*** Dataset content ***

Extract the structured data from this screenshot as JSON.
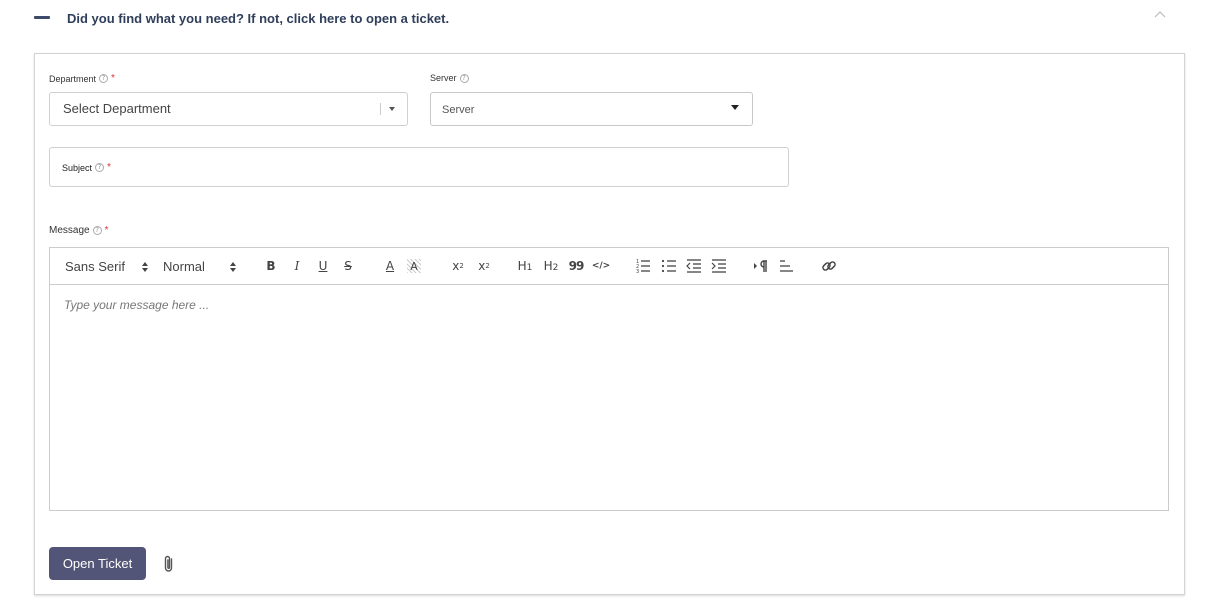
{
  "accordion": {
    "title": "Did you find what you need? If not, click here to open a ticket."
  },
  "form": {
    "department": {
      "label": "Department",
      "required_mark": "*",
      "value": "Select Department"
    },
    "server": {
      "label": "Server",
      "value": "Server"
    },
    "subject": {
      "label": "Subject",
      "required_mark": "*"
    },
    "message": {
      "label": "Message",
      "required_mark": "*",
      "placeholder": "Type your message here ...",
      "toolbar": {
        "font": "Sans Serif",
        "size": "Normal",
        "bold": "B",
        "italic": "I",
        "underline": "U",
        "strike": "S",
        "color": "A",
        "background": "A",
        "subscript": "x",
        "subscript_mark": "2",
        "superscript": "x",
        "superscript_mark": "2",
        "h1": "H",
        "h1_mark": "1",
        "h2": "H",
        "h2_mark": "2",
        "blockquote": "99",
        "code": "</>"
      }
    },
    "submit_label": "Open Ticket"
  },
  "icons": {
    "help": "?",
    "collapse": "minus-icon",
    "chevron": "chevron-up-icon",
    "attachment": "paperclip-icon"
  },
  "colors": {
    "accent": "#525478",
    "title": "#2f3e5a",
    "required": "#dd3333"
  }
}
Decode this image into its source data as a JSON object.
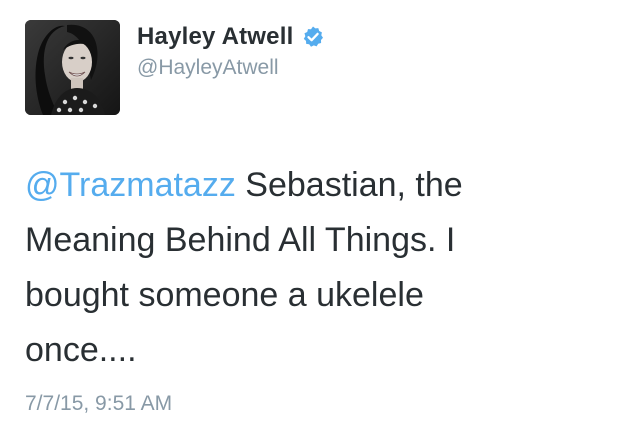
{
  "tweet": {
    "author": {
      "display_name": "Hayley Atwell",
      "handle": "@HayleyAtwell",
      "verified": true,
      "avatar_icon": "profile-photo"
    },
    "text": {
      "mention": "@Trazmatazz",
      "line1_rest": " Sebastian, the",
      "line2": "Meaning Behind All Things. I",
      "line3": "bought someone a ukelele",
      "line4": "once...."
    },
    "timestamp": "7/7/15, 9:51 AM"
  },
  "colors": {
    "name": "#292f33",
    "secondary": "#8899a6",
    "link": "#55acee",
    "verified": "#55acee"
  }
}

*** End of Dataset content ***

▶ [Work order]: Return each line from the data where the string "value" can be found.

▶ [Response box]:
      "value": "Select Department"
      "value": "Server"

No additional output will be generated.